Sell through a commercial agent
The law on commercial agents
The main law regarding commercial agents is the Commercial Agents Regulations 1993.
A commercial agent is defined as a self-employed intermediary who has the authority to negotiate and conclude the selling or buying of goods on behalf of another person.
This definition covers incorporated and unincorporated bodies as well as individuals.
An individual cannot be a commercial agent if they are:
- an officer of a company or association and they have the power to enter into binding commitments on behalf of that company or association
- a partner who is lawfully authorised to enter into commitments binding on their partners
- an insolvency practitioner
The law on commercial agents also sets out the following:
- Agents are given substantial legal protection - similar to that given to employees.
- You must supply a commercial agent with all necessary documentation and information concerning the goods or services you wish the agent to sell.
- You have to inform the agent if sales volumes are likely to be lower than expected.
- The agent is also required to make proper efforts on behalf of your business and to communicate all necessary information to you.
- The agent is entitled to the same rates of pay as other agents in the same sector if no figures are mentioned in the contract.
- The law also sets out statutory notice periods of up to three months for agents.
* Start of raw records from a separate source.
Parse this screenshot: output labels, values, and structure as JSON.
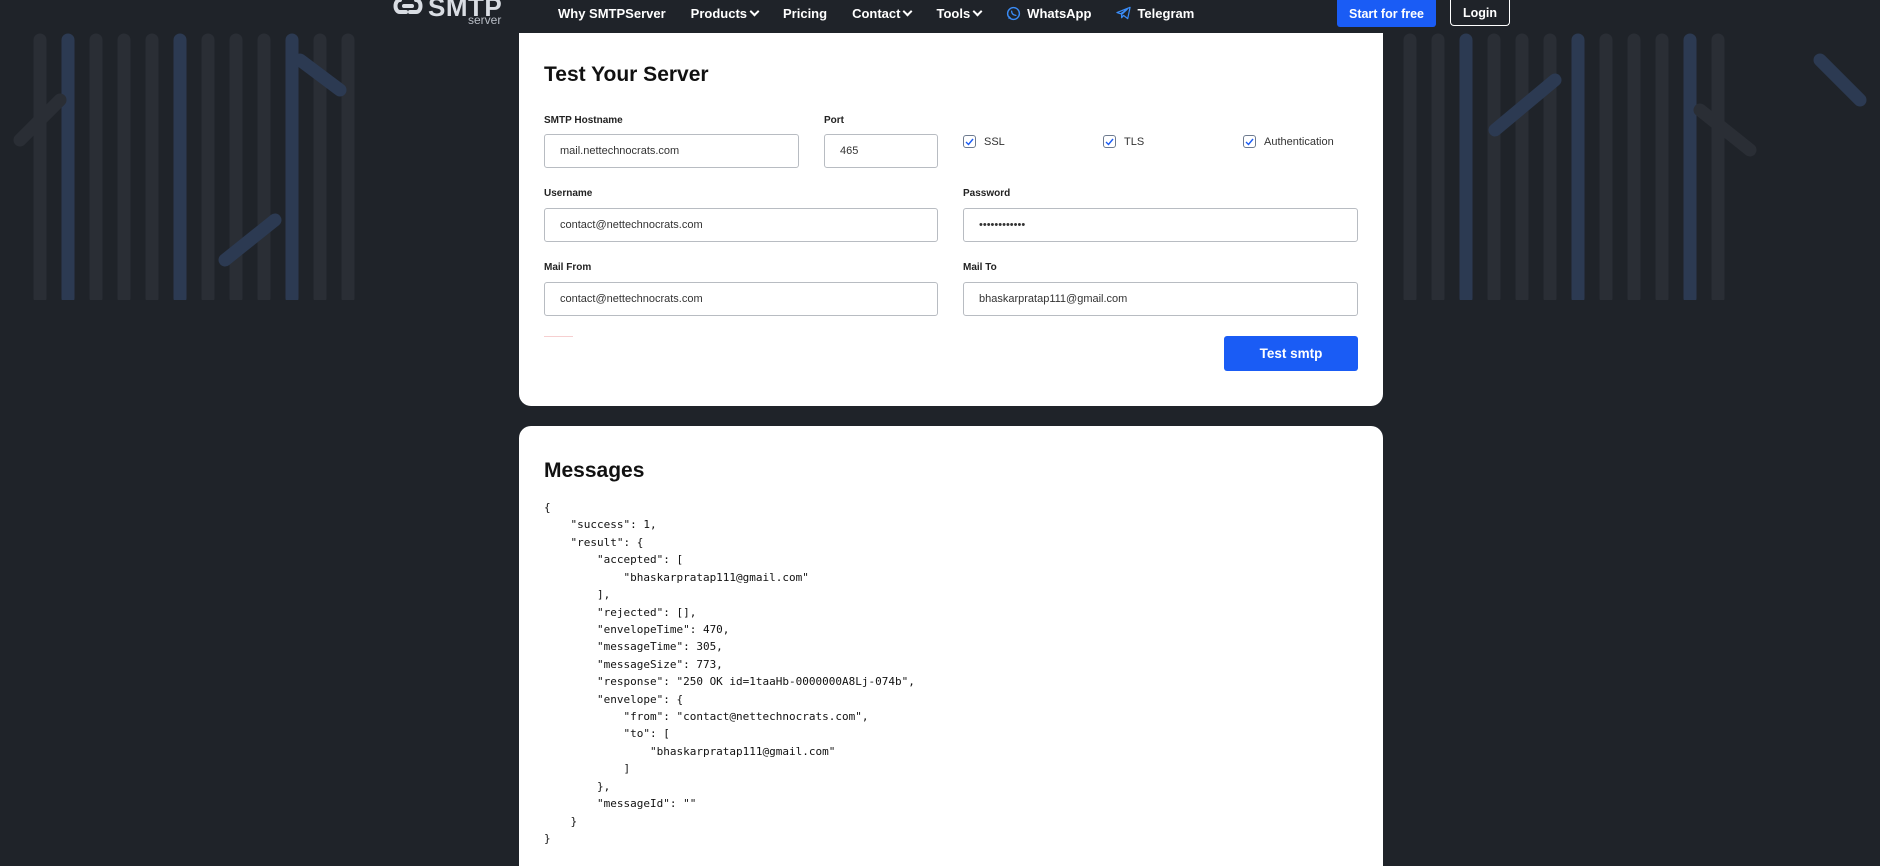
{
  "nav": {
    "logo_main": "SMTP",
    "logo_sub": "server",
    "items": [
      {
        "label": "Why SMTPServer",
        "dropdown": false
      },
      {
        "label": "Products",
        "dropdown": true
      },
      {
        "label": "Pricing",
        "dropdown": false
      },
      {
        "label": "Contact",
        "dropdown": true
      },
      {
        "label": "Tools",
        "dropdown": true
      },
      {
        "label": "WhatsApp",
        "dropdown": false,
        "icon": "whatsapp-icon"
      },
      {
        "label": "Telegram",
        "dropdown": false,
        "icon": "telegram-icon"
      }
    ],
    "start_label": "Start for free",
    "login_label": "Login"
  },
  "colors": {
    "background": "#1f2329",
    "accent": "#1a5cf5",
    "card": "#ffffff"
  },
  "form": {
    "title": "Test Your Server",
    "hostname": {
      "label": "SMTP Hostname",
      "value": "mail.nettechnocrats.com"
    },
    "port": {
      "label": "Port",
      "value": "465"
    },
    "checks": [
      {
        "label": "SSL",
        "checked": true
      },
      {
        "label": "TLS",
        "checked": true
      },
      {
        "label": "Authentication",
        "checked": true
      }
    ],
    "username": {
      "label": "Username",
      "value": "contact@nettechnocrats.com"
    },
    "password": {
      "label": "Password",
      "value": "••••••••••••"
    },
    "mail_from": {
      "label": "Mail From",
      "value": "contact@nettechnocrats.com"
    },
    "mail_to": {
      "label": "Mail To",
      "value": "bhaskarpratap111@gmail.com"
    },
    "submit_label": "Test smtp"
  },
  "messages": {
    "title": "Messages",
    "json_text": "{\n    \"success\": 1,\n    \"result\": {\n        \"accepted\": [\n            \"bhaskarpratap111@gmail.com\"\n        ],\n        \"rejected\": [],\n        \"envelopeTime\": 470,\n        \"messageTime\": 305,\n        \"messageSize\": 773,\n        \"response\": \"250 OK id=1taaHb-0000000A8Lj-074b\",\n        \"envelope\": {\n            \"from\": \"contact@nettechnocrats.com\",\n            \"to\": [\n                \"bhaskarpratap111@gmail.com\"\n            ]\n        },\n        \"messageId\": \"\"\n    }\n}"
  }
}
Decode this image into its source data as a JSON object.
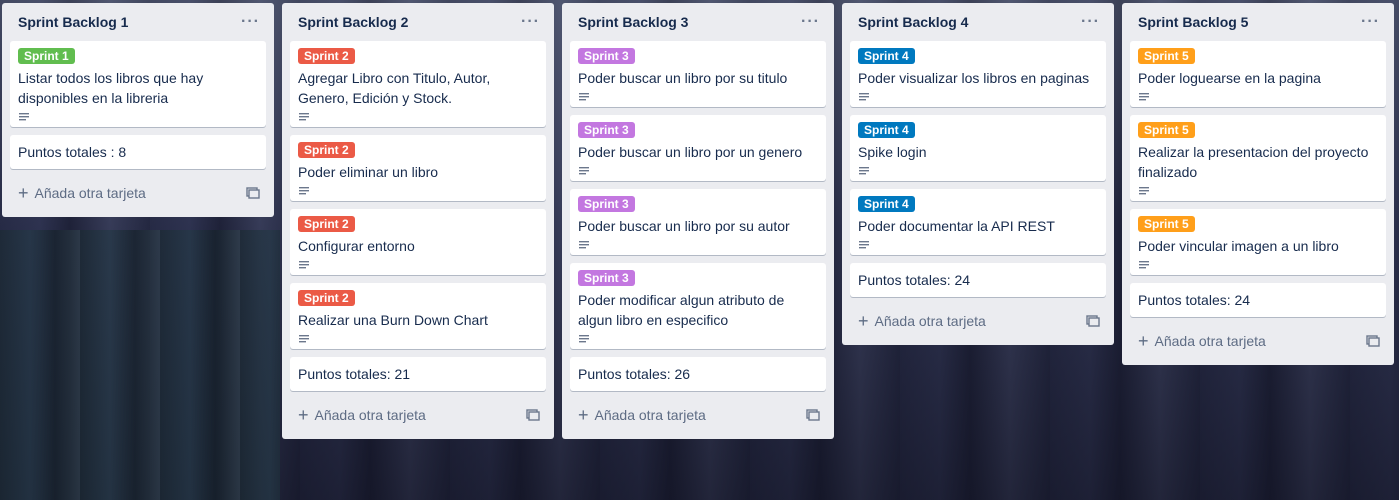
{
  "colors": {
    "sprint1": "#61bd4f",
    "sprint2": "#eb5a46",
    "sprint3": "#c377e0",
    "sprint4": "#0079bf",
    "sprint5": "#ff9f1a"
  },
  "lists": [
    {
      "title": "Sprint Backlog 1",
      "cards": [
        {
          "label": "Sprint 1",
          "title": "Listar todos los libros que hay disponibles en la libreria"
        }
      ],
      "total": "Puntos totales : 8",
      "add": "Añada otra tarjeta"
    },
    {
      "title": "Sprint Backlog 2",
      "cards": [
        {
          "label": "Sprint 2",
          "title": "Agregar Libro con Titulo, Autor, Genero, Edición y Stock."
        },
        {
          "label": "Sprint 2",
          "title": "Poder eliminar un libro"
        },
        {
          "label": "Sprint 2",
          "title": "Configurar entorno"
        },
        {
          "label": "Sprint 2",
          "title": "Realizar una Burn Down Chart"
        }
      ],
      "total": "Puntos totales: 21",
      "add": "Añada otra tarjeta"
    },
    {
      "title": "Sprint Backlog 3",
      "cards": [
        {
          "label": "Sprint 3",
          "title": "Poder buscar un libro por su titulo"
        },
        {
          "label": "Sprint 3",
          "title": "Poder buscar un libro por un genero"
        },
        {
          "label": "Sprint 3",
          "title": "Poder buscar un libro por su autor"
        },
        {
          "label": "Sprint 3",
          "title": "Poder modificar algun atributo de algun libro en especifico"
        }
      ],
      "total": "Puntos totales: 26",
      "add": "Añada otra tarjeta"
    },
    {
      "title": "Sprint Backlog 4",
      "cards": [
        {
          "label": "Sprint 4",
          "title": "Poder visualizar los libros en paginas"
        },
        {
          "label": "Sprint 4",
          "title": "Spike login"
        },
        {
          "label": "Sprint 4",
          "title": "Poder documentar la API REST"
        }
      ],
      "total": "Puntos totales: 24",
      "add": "Añada otra tarjeta"
    },
    {
      "title": "Sprint Backlog 5",
      "cards": [
        {
          "label": "Sprint 5",
          "title": "Poder loguearse en la pagina"
        },
        {
          "label": "Sprint 5",
          "title": "Realizar la presentacion del proyecto finalizado"
        },
        {
          "label": "Sprint 5",
          "title": "Poder vincular imagen a un libro"
        }
      ],
      "total": "Puntos totales: 24",
      "add": "Añada otra tarjeta"
    }
  ],
  "icons": {
    "menu": "more-horizontal-icon",
    "description": "description-icon",
    "add": "plus-icon",
    "template": "card-template-icon"
  }
}
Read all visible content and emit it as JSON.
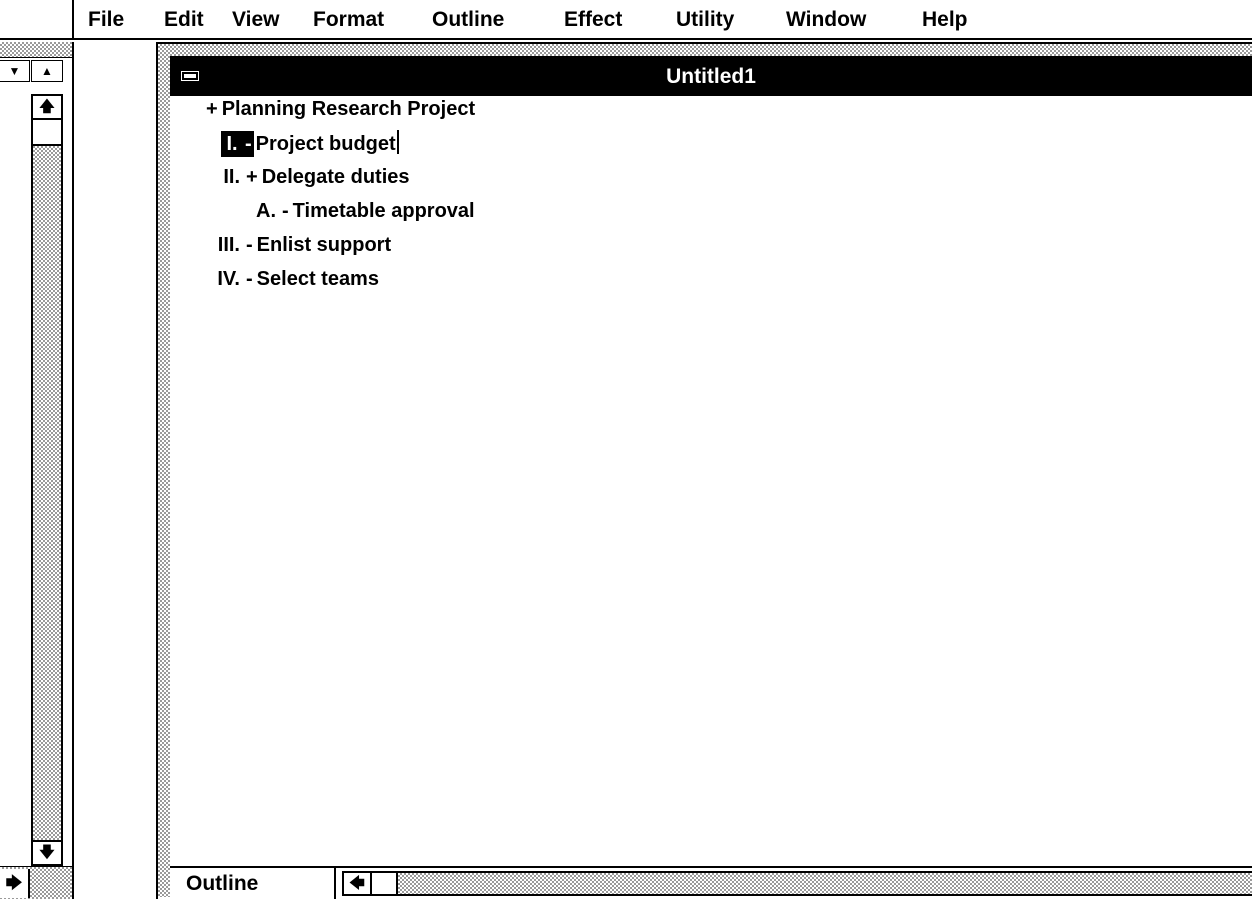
{
  "menu": {
    "items": [
      {
        "label": "File"
      },
      {
        "label": "Edit"
      },
      {
        "label": "View"
      },
      {
        "label": "Format"
      },
      {
        "label": "Outline"
      },
      {
        "label": "Effect"
      },
      {
        "label": "Utility"
      },
      {
        "label": "Window"
      },
      {
        "label": "Help"
      }
    ]
  },
  "left_pane": {
    "icons": {
      "dropdown": "down-triangle-icon",
      "scroll_up_small": "up-triangle-icon",
      "scroll_up": "arrow-up-icon",
      "scroll_down": "arrow-down-icon",
      "scroll_right": "arrow-right-icon"
    },
    "glyphs": {
      "dropdown": "▼",
      "scroll_up_small": "▲",
      "scroll_up": "🡅",
      "scroll_down": "🡇",
      "scroll_right": "🡆"
    }
  },
  "window": {
    "title": "Untitled1",
    "system_menu_icon": "system-menu-icon"
  },
  "outline": {
    "items": [
      {
        "number": "",
        "marker": "+",
        "text": "Planning Research Project",
        "selected_number": false,
        "caret": false
      },
      {
        "number": "I.",
        "marker": "-",
        "text": "Project budget",
        "selected_number": true,
        "caret": true
      },
      {
        "number": "II.",
        "marker": "+",
        "text": "Delegate duties",
        "selected_number": false,
        "caret": false
      },
      {
        "number": "A.",
        "marker": "-",
        "text": "Timetable approval",
        "selected_number": false,
        "caret": false
      },
      {
        "number": "III.",
        "marker": "-",
        "text": "Enlist support",
        "selected_number": false,
        "caret": false
      },
      {
        "number": "IV.",
        "marker": "-",
        "text": "Select teams",
        "selected_number": false,
        "caret": false
      }
    ]
  },
  "status": {
    "view_label": "Outline",
    "scroll_left_glyph": "🡄",
    "scroll_left_icon": "arrow-left-icon"
  },
  "colors": {
    "title_bar": "#000000",
    "background": "#ffffff",
    "dither": "#9a9a9a"
  }
}
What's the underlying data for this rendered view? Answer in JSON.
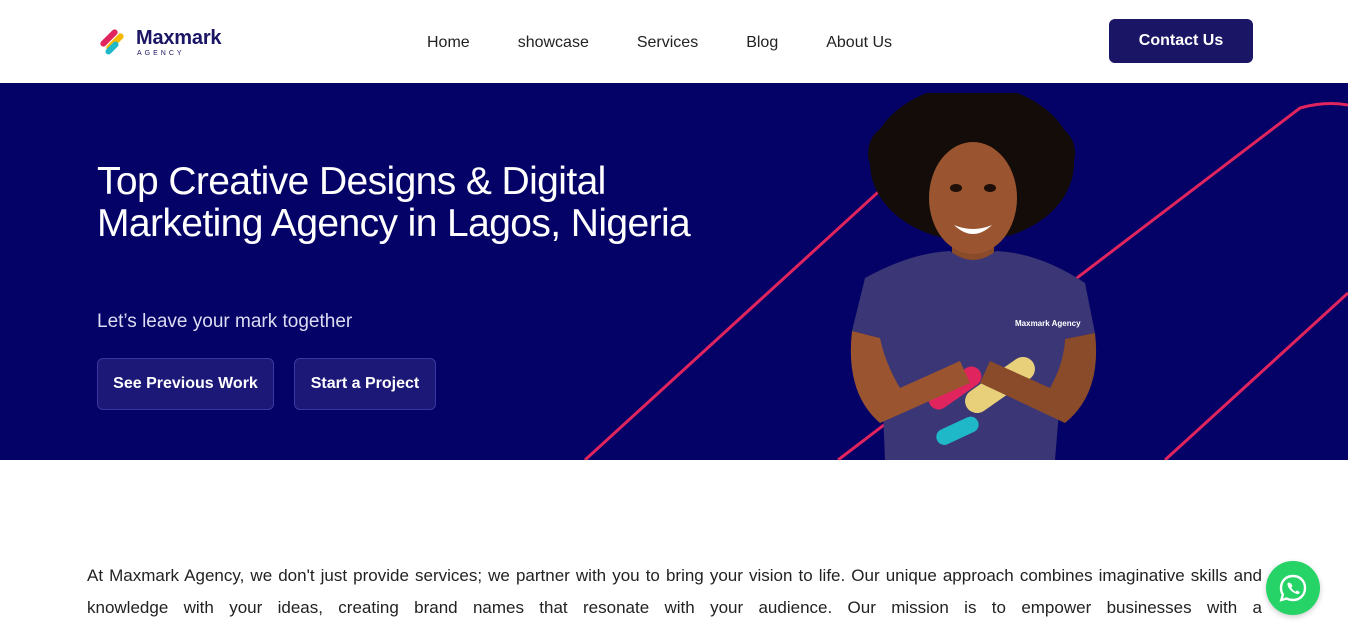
{
  "brand": {
    "name": "Maxmark",
    "tagline": "AGENCY",
    "colors": {
      "primary": "#1a1564",
      "hero_bg": "#040266",
      "accent_line": "#e0245e",
      "whatsapp": "#25d366"
    }
  },
  "nav": {
    "items": [
      "Home",
      "showcase",
      "Services",
      "Blog",
      "About Us"
    ],
    "contact_label": "Contact Us"
  },
  "hero": {
    "title": "Top Creative Designs & Digital Marketing Agency in Lagos, Nigeria",
    "subtitle": "Let’s leave your mark together",
    "primary_button": "See Previous Work",
    "secondary_button": "Start a Project",
    "shirt_text": "Maxmark Agency"
  },
  "intro": {
    "text": "At Maxmark Agency, we don't just provide services; we partner with you to bring your vision to life. Our unique approach combines imaginative skills and knowledge with your ideas, creating brand names that resonate with your audience. Our mission is to empower businesses with a"
  },
  "icons": {
    "chat": "whatsapp-icon",
    "logo": "maxmark-logo-mark"
  }
}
In many cases, the agent is also entitled to compensation when the agency's contract is terminated.